“When student loan holders were asked whether, given the chance to do it all over again, they would make the same choices about student loans or do something different, more than half (53%) said they would take a different course of action.”Excerpt from the 2015 National Financial Capability Study (NFCS).
Taking out a student loan can be a nerve-wracking, scary process. But it doesn’t have to be. Ironically, the process is a learning experience, much like what the loan money will be used for.
If you’re considering a student loan, you’re not alone. According to the NFCS study referred to previously, 26 percent of American adults indicated that they currently have a student loan for themselves or a family member. And among those with student loans, 73 percent borrowed for their own education, the report says.
Here are some things to consider when taking out a student loan:
- Know your options. There are many different types of student loans available to you, including federal government loansAs a courtesy, you will be leaving Blog.BankFive.com and going to another website. We have approved this site as a reliable partner, but you will no longer be under the security policy of BankFive.com. Come back soon! such as Direct and Perkins loans, as well as private loans from financial institutions like banks or credit unions. There are even personal loans that can be used for college expenses like rent, books, and computers.
- Don’t borrow more than you need, or can afford. Keep in mind that your future finances are going to be impacted by repayment of your loans. Experts recommend that your loan payments shouldn’t exceed 8 percent of your salary, so it’s a good idea to research starting salaries in your desired field before you commit to a loan. This will provide insight into how much you can afford to borrow for your education. In order to minimize the amount you’ll have to borrow, it’s a good idea to start saving for college as soon as possible. There are many online calculators available to help you establish a college savings plan.
- Get a firm grasp on the terms of the loan. You’re on the hook to repay the loan as outlined in the terms.
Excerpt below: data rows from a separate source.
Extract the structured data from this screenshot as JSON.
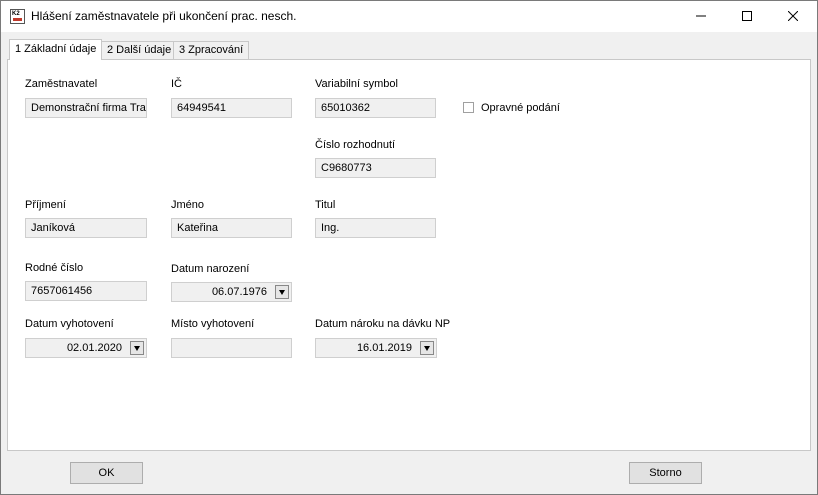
{
  "window": {
    "title": "Hlášení zaměstnavatele při ukončení prac. nesch.",
    "app_icon_text": "K2"
  },
  "tabs": [
    {
      "label": "1 Základní údaje"
    },
    {
      "label": "2 Další údaje"
    },
    {
      "label": "3 Zpracování"
    }
  ],
  "form": {
    "zamestnavatel": {
      "label": "Zaměstnavatel",
      "value": "Demonstrační firma Trade"
    },
    "ic": {
      "label": "IČ",
      "value": "64949541"
    },
    "variabilni_symbol": {
      "label": "Variabilní symbol",
      "value": "65010362"
    },
    "opravne_podani": {
      "label": "Opravné podání",
      "checked": false
    },
    "cislo_rozhodnuti": {
      "label": "Číslo rozhodnutí",
      "value": "C9680773"
    },
    "prijmeni": {
      "label": "Příjmení",
      "value": "Janíková"
    },
    "jmeno": {
      "label": "Jméno",
      "value": "Kateřina"
    },
    "titul": {
      "label": "Titul",
      "value": "Ing."
    },
    "rodne_cislo": {
      "label": "Rodné číslo",
      "value": "7657061456"
    },
    "datum_narozeni": {
      "label": "Datum narození",
      "value": "06.07.1976"
    },
    "datum_vyhotoveni": {
      "label": "Datum vyhotovení",
      "value": "02.01.2020"
    },
    "misto_vyhotoveni": {
      "label": "Místo vyhotovení",
      "value": ""
    },
    "datum_naroku": {
      "label": "Datum nároku na dávku NP",
      "value": "16.01.2019"
    }
  },
  "buttons": {
    "ok": "OK",
    "storno": "Storno"
  }
}
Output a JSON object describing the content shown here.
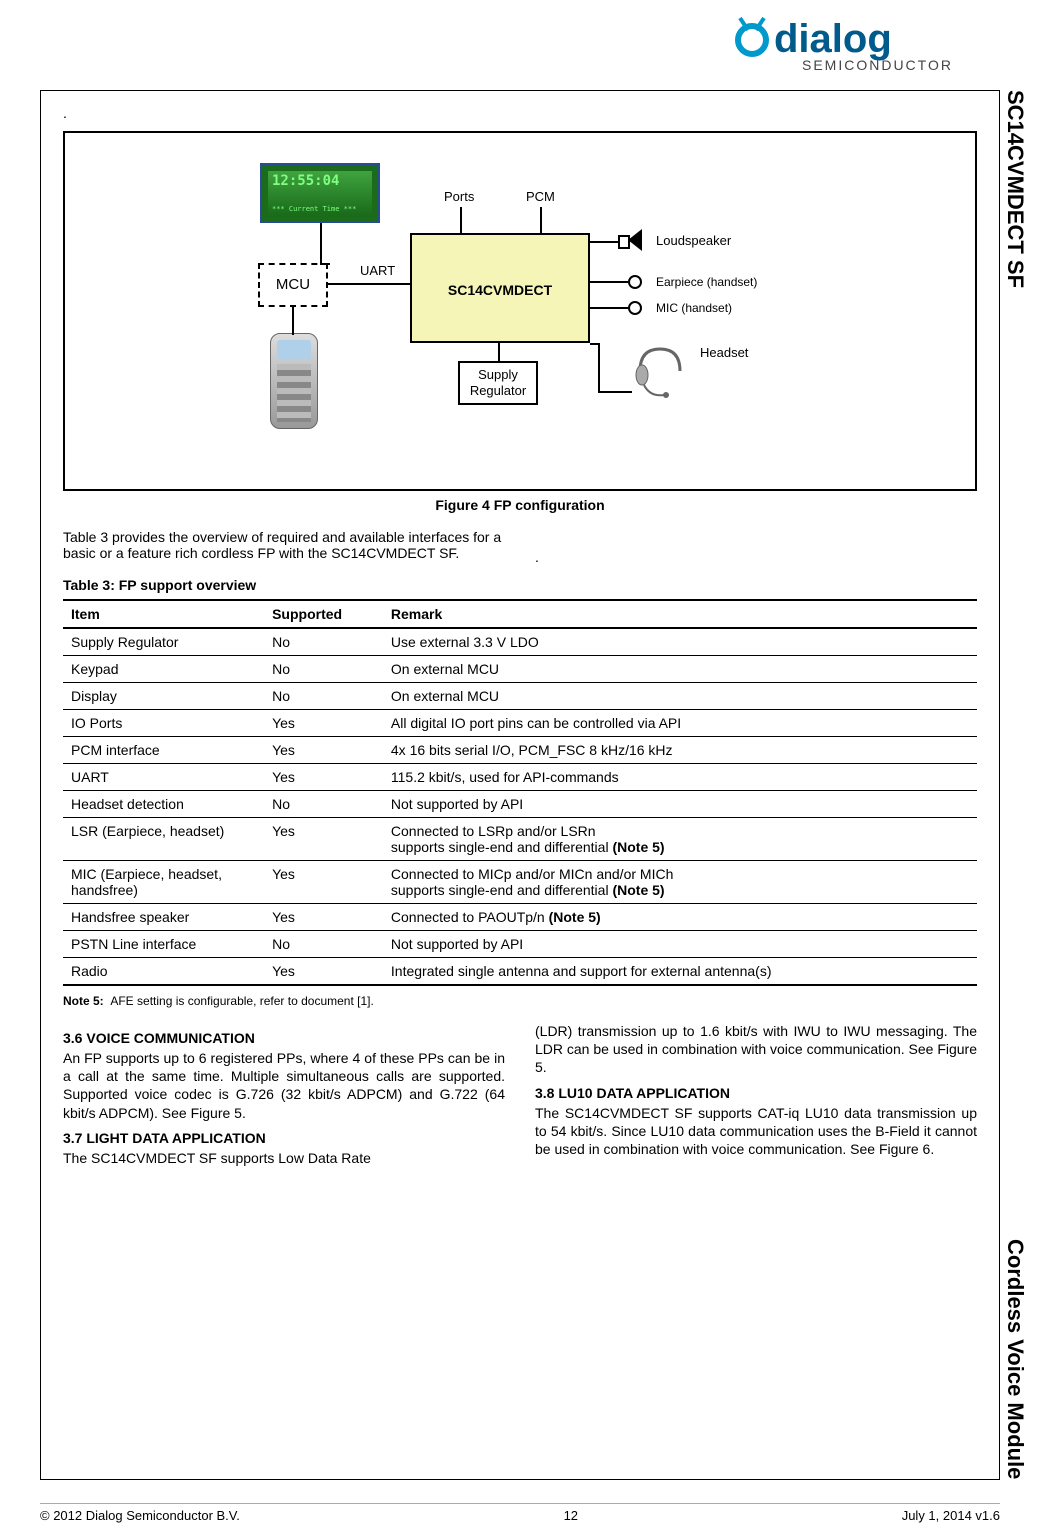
{
  "logo": {
    "brand": "dialog",
    "sub": "SEMICONDUCTOR"
  },
  "side_labels": {
    "top": "SC14CVMDECT SF",
    "bottom": "Cordless Voice Module"
  },
  "figure": {
    "caption": "Figure 4  FP configuration",
    "labels": {
      "ports": "Ports",
      "pcm": "PCM",
      "uart": "UART",
      "mcu": "MCU",
      "main": "SC14CVMDECT",
      "supply": "Supply Regulator",
      "loudspeaker": "Loudspeaker",
      "earpiece": "Earpiece (handset)",
      "mic": "MIC (handset)",
      "headset": "Headset",
      "lcd_time": "12:55:04",
      "lcd_sub": "*** Current Time ***"
    }
  },
  "intro": {
    "para": "Table 3 provides the overview of required and available interfaces for a basic or a feature rich cordless FP with the SC14CVMDECT SF.",
    "dot": "."
  },
  "table": {
    "caption": "Table 3: FP support overview",
    "headers": {
      "item": "Item",
      "supported": "Supported",
      "remark": "Remark"
    },
    "rows": [
      {
        "item": "Supply Regulator",
        "supported": "No",
        "remark": "Use external 3.3 V LDO"
      },
      {
        "item": "Keypad",
        "supported": "No",
        "remark": "On external MCU"
      },
      {
        "item": "Display",
        "supported": "No",
        "remark": "On external MCU"
      },
      {
        "item": "IO Ports",
        "supported": "Yes",
        "remark": "All digital IO port pins can be controlled via API"
      },
      {
        "item": "PCM interface",
        "supported": "Yes",
        "remark": "4x 16 bits serial I/O, PCM_FSC 8 kHz/16 kHz"
      },
      {
        "item": "UART",
        "supported": "Yes",
        "remark": "115.2 kbit/s, used for API-commands"
      },
      {
        "item": "Headset detection",
        "supported": "No",
        "remark": "Not supported by API"
      },
      {
        "item": "LSR (Earpiece, headset)",
        "supported": "Yes",
        "remark_html": "Connected to LSRp and/or LSRn<br>supports single-end and differential <b>(Note 5)</b>"
      },
      {
        "item": "MIC (Earpiece, headset, handsfree)",
        "supported": "Yes",
        "remark_html": "Connected to MICp and/or MICn and/or MICh<br>supports single-end and differential <b>(Note 5)</b>"
      },
      {
        "item": "Handsfree speaker",
        "supported": "Yes",
        "remark_html": "Connected to PAOUTp/n <b>(Note 5)</b>"
      },
      {
        "item": "PSTN Line interface",
        "supported": "No",
        "remark": "Not supported by API"
      },
      {
        "item": "Radio",
        "supported": "Yes",
        "remark": "Integrated single antenna and support for external antenna(s)"
      }
    ]
  },
  "note": {
    "label": "Note 5:",
    "text": "AFE setting is configurable, refer to document [1]."
  },
  "sections": {
    "s36": {
      "head": "3.6  VOICE COMMUNICATION",
      "body": "An FP supports up to 6 registered PPs, where 4 of these PPs can be in a call at the same time. Multiple simultaneous calls are supported. Supported voice codec is G.726 (32 kbit/s ADPCM) and G.722 (64 kbit/s ADPCM). See Figure 5."
    },
    "s37": {
      "head": "3.7  LIGHT DATA APPLICATION",
      "body_lead": "The SC14CVMDECT SF supports Low Data Rate",
      "body_cont": "(LDR) transmission up to 1.6 kbit/s with IWU to IWU messaging. The LDR can be used in combination with voice communication. See Figure 5."
    },
    "s38": {
      "head": "3.8  LU10 DATA APPLICATION",
      "body": "The SC14CVMDECT SF supports CAT-iq LU10 data transmission up to 54 kbit/s. Since LU10 data communication uses the B-Field it cannot be used in combination with voice communication. See Figure 6."
    }
  },
  "footer": {
    "copyright": "© 2012 Dialog Semiconductor B.V.",
    "page": "12",
    "date": "July 1, 2014 v1.6"
  }
}
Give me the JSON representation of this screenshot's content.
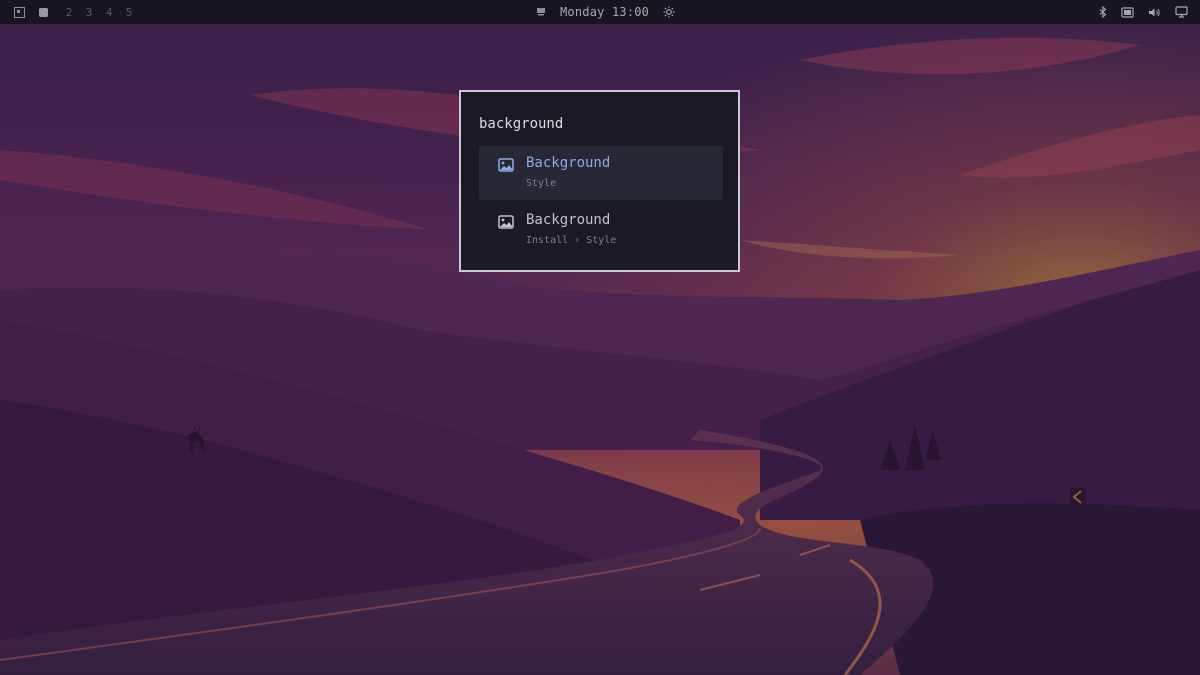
{
  "topbar": {
    "launcher_icon": "app-launcher-icon",
    "active_workspace_icon": "workspace-active-icon",
    "workspaces": [
      "2",
      "3",
      "4",
      "5"
    ],
    "center_icon": "notification-icon",
    "clock": "Monday 13:00",
    "brightness_icon": "brightness-icon",
    "tray_icons": [
      "bluetooth-icon",
      "screenshot-icon",
      "volume-icon",
      "display-icon"
    ]
  },
  "launcher": {
    "query": "background",
    "results": [
      {
        "icon": "image-icon",
        "title": "Background",
        "subtitle": "Style",
        "selected": true
      },
      {
        "icon": "image-icon",
        "title": "Background",
        "subtitle": "Install › Style",
        "selected": false
      }
    ]
  },
  "colors": {
    "bar_bg": "#17161e",
    "launcher_bg": "#191a22",
    "launcher_border": "#c9c8d6",
    "accent": "#8fa9e8",
    "selected_row": "#262834"
  }
}
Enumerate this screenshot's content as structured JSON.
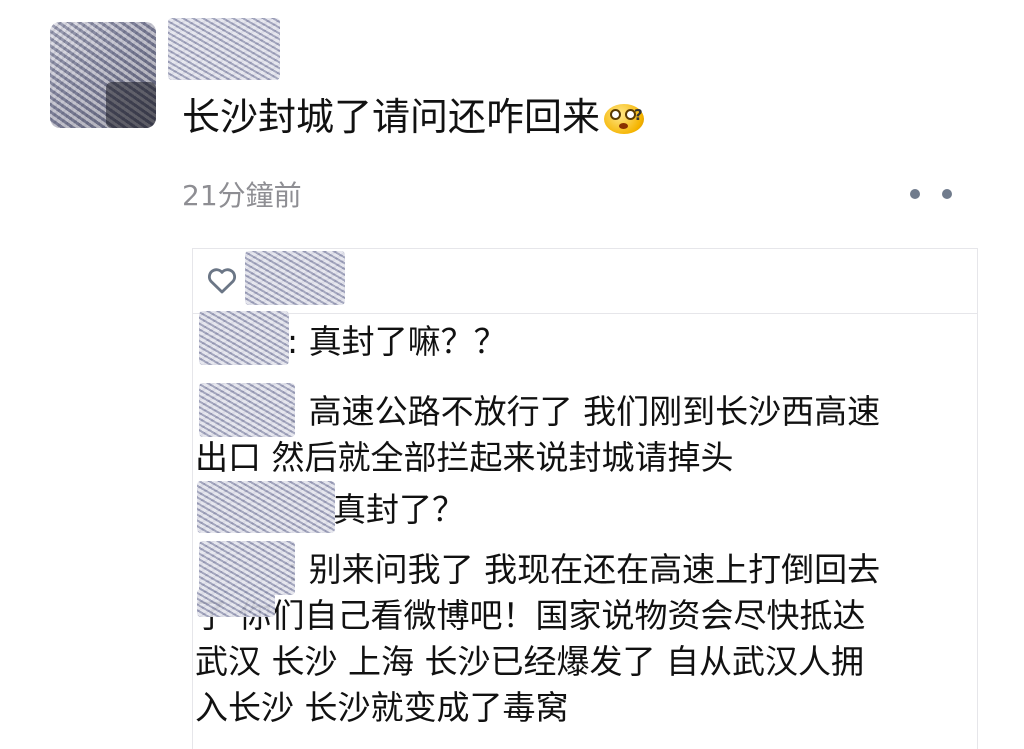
{
  "post": {
    "text": "长沙封城了请问还咋回来",
    "emoji": "dizzy-face-emoji",
    "timestamp": "21分鐘前"
  },
  "actions": {
    "more_icon": "more-dots-icon",
    "like_icon": "heart-icon"
  },
  "comments": [
    {
      "lines": [
        ": 真封了嘛？？"
      ]
    },
    {
      "lines": [
        ": 高速公路不放行了 我们刚到长沙西高速",
        "出口 然后就全部拦起来说封城请掉头"
      ]
    },
    {
      "lines": [
        " 真封了？"
      ]
    },
    {
      "lines": [
        ": 别来问我了 我现在还在高速上打倒回去",
        "了 你们自己看微博吧！国家说物资会尽快抵达",
        "武汉 长沙 上海 长沙已经爆发了 自从武汉人拥",
        "入长沙 长沙就变成了毒窝"
      ]
    }
  ],
  "colors": {
    "text": "#111111",
    "timestamp": "#8e8e93",
    "dots": "#707b8c",
    "divider": "#e6e6ea"
  }
}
That means that even if you don’t complete your education, secure a job after graduating, or weren’t satisfied with what you got out of schooling, you’re still required to repay the loan.
- Keep all copies of your loan documents. Considering that it will probably take years to repay your loan, you’ll want to be able to refer back to those documents in case a question or concern arises. Besides, it’s nearly impossible to remember all the details surrounding a loan.
- Stay in touch with the company that’s handling your loan. Notify them if you change your address or name, and let them know when you graduate, withdraw from school, transfer to another school, or drop below half-time status.
- Plan to start repaying your loan on a timely basis. Missing your student loan payments can wreak havoc on your credit history and make it very difficult to buy a house or car down the road. You can help prepare for repayment of your student loans by saving money while you’re in college. This way you’ll be able to make your payments even if it takes you some time to find a job after graduation. And remember that if you do run into difficulty repaying your loan, contact the loan company immediately to discuss alternate payment options.
Knowing in advance what to expect when taking on a student loan can make the process of securing one (and repaying it!) smoother and easier.